What the task asks — Answer with one number only: the count of lines below that hold the word "Mobile".

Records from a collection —
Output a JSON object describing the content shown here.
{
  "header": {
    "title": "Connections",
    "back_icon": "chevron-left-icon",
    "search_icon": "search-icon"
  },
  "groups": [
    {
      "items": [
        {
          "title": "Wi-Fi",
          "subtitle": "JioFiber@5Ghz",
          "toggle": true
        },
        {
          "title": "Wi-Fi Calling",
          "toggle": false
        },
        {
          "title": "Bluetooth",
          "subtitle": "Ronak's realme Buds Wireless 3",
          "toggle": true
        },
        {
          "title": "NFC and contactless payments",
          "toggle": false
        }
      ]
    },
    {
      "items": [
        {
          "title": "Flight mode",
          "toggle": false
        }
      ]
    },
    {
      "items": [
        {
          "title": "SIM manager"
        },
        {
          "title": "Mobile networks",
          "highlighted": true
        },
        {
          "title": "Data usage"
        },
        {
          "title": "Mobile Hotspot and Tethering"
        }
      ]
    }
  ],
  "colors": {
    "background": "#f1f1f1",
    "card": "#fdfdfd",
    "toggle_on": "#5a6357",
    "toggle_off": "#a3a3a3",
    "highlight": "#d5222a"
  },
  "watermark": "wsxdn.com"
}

Expected output — 2